Work to complete: Go through the data and tally the lines that hold the string "replies". Reply with the total alone.

##########

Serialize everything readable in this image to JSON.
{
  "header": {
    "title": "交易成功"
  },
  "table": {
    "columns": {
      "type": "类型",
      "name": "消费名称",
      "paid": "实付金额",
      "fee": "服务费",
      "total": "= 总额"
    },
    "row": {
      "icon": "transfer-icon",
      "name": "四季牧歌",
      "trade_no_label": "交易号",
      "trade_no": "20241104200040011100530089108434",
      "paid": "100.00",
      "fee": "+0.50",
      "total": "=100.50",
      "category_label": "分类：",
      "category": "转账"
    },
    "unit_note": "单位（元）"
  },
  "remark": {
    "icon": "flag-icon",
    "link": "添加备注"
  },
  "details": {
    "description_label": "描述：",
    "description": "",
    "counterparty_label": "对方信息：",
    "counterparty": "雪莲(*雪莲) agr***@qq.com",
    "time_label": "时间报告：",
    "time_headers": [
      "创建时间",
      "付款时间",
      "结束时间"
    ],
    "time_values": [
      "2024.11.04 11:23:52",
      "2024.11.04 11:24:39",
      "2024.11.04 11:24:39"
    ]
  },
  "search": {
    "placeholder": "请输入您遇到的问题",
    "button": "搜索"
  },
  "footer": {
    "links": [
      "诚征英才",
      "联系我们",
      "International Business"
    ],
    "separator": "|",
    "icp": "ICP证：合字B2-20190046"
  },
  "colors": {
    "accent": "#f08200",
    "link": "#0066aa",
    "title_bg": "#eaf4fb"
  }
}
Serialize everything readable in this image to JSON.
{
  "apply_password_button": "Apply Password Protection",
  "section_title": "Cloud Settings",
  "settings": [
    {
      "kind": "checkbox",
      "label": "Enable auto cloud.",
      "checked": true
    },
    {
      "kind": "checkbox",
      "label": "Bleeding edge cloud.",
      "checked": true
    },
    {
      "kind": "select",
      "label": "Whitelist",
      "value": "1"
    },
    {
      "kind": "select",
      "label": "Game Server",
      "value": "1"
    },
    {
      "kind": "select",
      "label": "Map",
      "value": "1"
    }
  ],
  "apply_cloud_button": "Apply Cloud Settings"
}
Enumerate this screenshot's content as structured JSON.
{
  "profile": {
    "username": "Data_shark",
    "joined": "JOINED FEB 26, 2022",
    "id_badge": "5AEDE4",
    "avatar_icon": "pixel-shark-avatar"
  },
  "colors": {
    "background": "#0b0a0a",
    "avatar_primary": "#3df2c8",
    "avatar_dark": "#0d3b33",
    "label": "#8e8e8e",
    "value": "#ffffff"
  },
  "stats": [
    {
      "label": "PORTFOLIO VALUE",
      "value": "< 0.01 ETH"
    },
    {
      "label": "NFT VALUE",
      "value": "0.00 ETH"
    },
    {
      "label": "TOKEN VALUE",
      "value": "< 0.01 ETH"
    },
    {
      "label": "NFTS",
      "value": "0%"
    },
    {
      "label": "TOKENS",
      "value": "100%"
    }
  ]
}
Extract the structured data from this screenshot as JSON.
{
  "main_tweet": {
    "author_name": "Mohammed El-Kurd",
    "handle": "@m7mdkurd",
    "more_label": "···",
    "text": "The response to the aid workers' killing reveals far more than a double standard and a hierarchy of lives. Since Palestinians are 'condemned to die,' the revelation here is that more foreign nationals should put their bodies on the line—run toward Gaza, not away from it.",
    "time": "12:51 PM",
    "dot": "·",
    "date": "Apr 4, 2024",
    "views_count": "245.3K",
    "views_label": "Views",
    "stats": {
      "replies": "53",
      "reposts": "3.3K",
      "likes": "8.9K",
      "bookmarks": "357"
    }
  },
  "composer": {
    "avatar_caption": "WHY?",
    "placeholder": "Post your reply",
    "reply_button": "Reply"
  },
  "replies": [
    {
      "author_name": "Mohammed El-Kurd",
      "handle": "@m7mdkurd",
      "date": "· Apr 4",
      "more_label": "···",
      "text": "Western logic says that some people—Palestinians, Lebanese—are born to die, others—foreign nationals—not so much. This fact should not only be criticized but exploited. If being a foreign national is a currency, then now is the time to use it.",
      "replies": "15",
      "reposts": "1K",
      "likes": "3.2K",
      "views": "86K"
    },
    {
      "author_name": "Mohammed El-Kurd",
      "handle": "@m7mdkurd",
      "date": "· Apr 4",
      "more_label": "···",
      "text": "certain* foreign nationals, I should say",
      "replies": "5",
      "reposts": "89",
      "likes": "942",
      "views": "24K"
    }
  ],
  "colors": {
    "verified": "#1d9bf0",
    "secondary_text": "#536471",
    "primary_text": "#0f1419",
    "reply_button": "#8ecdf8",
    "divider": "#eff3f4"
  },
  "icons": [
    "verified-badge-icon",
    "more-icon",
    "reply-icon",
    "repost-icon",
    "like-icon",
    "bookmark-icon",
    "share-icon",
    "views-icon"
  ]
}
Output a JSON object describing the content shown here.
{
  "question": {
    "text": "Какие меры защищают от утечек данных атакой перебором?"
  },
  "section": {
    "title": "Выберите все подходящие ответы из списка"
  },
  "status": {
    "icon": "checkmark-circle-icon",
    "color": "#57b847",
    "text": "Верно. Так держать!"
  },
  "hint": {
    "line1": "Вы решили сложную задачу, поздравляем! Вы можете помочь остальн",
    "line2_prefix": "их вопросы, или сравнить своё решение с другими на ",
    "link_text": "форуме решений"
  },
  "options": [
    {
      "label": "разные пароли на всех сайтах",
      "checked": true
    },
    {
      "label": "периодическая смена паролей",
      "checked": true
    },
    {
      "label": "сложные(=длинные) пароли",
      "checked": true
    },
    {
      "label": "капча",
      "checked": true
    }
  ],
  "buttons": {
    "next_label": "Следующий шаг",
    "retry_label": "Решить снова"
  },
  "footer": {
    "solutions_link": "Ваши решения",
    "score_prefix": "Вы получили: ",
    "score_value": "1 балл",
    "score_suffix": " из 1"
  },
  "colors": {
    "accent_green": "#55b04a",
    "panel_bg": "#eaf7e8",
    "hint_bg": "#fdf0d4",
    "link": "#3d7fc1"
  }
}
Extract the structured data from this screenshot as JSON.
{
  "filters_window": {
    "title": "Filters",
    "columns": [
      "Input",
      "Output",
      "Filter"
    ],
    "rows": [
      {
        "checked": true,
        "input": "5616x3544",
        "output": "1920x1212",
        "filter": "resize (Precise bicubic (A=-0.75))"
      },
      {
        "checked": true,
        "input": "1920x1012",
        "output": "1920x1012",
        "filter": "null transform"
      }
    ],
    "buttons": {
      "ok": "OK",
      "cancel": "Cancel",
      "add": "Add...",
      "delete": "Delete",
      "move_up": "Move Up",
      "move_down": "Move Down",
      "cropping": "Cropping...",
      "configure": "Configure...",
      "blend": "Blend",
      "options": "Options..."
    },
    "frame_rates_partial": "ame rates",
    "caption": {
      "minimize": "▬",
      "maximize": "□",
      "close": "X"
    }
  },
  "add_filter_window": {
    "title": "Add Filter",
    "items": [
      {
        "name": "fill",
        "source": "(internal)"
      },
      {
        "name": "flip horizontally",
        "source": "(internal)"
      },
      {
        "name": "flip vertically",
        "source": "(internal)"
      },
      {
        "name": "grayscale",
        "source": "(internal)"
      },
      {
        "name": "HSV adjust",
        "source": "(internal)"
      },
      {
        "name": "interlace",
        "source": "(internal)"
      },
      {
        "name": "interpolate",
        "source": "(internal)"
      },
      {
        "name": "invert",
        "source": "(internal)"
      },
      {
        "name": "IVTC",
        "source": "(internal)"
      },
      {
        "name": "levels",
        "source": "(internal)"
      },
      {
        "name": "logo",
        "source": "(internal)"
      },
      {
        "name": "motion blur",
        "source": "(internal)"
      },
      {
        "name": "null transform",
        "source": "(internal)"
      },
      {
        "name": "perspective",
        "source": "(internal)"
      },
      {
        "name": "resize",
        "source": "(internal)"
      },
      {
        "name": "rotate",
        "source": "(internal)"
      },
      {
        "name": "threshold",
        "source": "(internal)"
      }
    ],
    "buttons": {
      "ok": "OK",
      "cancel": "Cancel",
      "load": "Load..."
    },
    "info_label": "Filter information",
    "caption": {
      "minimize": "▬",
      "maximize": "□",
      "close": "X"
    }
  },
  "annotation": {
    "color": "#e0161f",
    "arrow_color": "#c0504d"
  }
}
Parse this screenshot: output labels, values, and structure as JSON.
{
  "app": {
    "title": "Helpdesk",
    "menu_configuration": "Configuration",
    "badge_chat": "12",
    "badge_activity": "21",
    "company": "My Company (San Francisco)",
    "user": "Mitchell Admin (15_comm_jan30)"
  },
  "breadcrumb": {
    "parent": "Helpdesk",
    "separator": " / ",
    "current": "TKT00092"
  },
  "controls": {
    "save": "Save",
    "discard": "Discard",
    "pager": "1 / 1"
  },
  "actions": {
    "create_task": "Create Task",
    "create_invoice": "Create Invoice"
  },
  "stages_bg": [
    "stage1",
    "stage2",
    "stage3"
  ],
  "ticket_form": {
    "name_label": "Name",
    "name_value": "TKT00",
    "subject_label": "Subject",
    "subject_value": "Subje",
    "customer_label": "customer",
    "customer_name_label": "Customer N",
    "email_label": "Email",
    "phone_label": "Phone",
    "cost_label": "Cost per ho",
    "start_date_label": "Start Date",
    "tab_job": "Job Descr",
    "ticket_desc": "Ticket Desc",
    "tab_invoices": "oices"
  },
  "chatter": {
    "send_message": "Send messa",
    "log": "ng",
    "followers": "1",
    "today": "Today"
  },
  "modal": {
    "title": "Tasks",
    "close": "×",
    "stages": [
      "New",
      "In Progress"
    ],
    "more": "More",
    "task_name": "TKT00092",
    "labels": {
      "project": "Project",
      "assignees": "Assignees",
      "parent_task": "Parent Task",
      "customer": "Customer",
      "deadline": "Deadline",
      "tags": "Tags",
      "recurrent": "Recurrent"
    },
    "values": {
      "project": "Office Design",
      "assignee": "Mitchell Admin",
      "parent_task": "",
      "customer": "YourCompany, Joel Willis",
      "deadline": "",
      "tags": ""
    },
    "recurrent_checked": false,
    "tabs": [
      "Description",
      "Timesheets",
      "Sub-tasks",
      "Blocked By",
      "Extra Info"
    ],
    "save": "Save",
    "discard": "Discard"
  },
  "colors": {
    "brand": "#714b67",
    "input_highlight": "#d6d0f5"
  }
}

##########

Solution below: 4